■ Task instructions:
In this exercise, return each entry exactly as given.
##### Data for this task #####
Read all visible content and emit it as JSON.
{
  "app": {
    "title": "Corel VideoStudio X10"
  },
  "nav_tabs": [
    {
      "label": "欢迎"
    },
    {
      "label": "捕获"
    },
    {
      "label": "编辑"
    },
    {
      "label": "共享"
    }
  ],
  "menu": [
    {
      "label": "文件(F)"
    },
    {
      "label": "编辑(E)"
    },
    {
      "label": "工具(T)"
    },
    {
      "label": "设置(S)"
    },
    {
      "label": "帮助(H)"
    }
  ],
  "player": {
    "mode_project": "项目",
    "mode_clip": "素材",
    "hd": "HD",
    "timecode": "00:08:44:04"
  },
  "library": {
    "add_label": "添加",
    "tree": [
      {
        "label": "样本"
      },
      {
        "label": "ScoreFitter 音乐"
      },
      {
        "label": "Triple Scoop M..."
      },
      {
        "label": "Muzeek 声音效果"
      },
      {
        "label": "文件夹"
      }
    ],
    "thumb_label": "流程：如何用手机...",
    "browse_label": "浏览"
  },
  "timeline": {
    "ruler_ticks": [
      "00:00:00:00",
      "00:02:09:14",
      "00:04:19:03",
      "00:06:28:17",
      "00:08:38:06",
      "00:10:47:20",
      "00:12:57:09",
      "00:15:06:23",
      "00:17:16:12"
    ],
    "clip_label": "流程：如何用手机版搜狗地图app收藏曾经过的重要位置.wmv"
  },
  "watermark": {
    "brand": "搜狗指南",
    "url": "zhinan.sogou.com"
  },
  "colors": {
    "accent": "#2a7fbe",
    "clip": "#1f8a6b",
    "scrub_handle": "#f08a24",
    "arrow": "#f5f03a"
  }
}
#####
■ Problem solution:
Read all visible content and emit it as JSON.
{
  "app": {
    "title": "Corel VideoStudio X10"
  },
  "nav_tabs": [
    {
      "label": "欢迎"
    },
    {
      "label": "捕获"
    },
    {
      "label": "编辑"
    },
    {
      "label": "共享"
    }
  ],
  "menu": [
    {
      "label": "文件(F)"
    },
    {
      "label": "编辑(E)"
    },
    {
      "label": "工具(T)"
    },
    {
      "label": "设置(S)"
    },
    {
      "label": "帮助(H)"
    }
  ],
  "player": {
    "mode_project": "项目",
    "mode_clip": "素材",
    "hd": "HD",
    "timecode": "00:08:44:04"
  },
  "library": {
    "add_label": "添加",
    "tree": [
      {
        "label": "样本"
      },
      {
        "label": "ScoreFitter 音乐"
      },
      {
        "label": "Triple Scoop M..."
      },
      {
        "label": "Muzeek 声音效果"
      },
      {
        "label": "文件夹"
      }
    ],
    "thumb_label": "流程：如何用手机...",
    "browse_label": "浏览"
  },
  "timeline": {
    "ruler_ticks": [
      "00:00:00:00",
      "00:02:09:14",
      "00:04:19:03",
      "00:06:28:17",
      "00:08:38:06",
      "00:10:47:20",
      "00:12:57:09",
      "00:15:06:23",
      "00:17:16:12"
    ],
    "clip_label": "流程：如何用手机版搜狗地图app收藏曾经过的重要位置.wmv"
  },
  "watermark": {
    "brand": "搜狗指南",
    "url": "zhinan.sogou.com"
  },
  "colors": {
    "accent": "#2a7fbe",
    "clip": "#1f8a6b",
    "scrub_handle": "#f08a24",
    "arrow": "#f5f03a"
  }
}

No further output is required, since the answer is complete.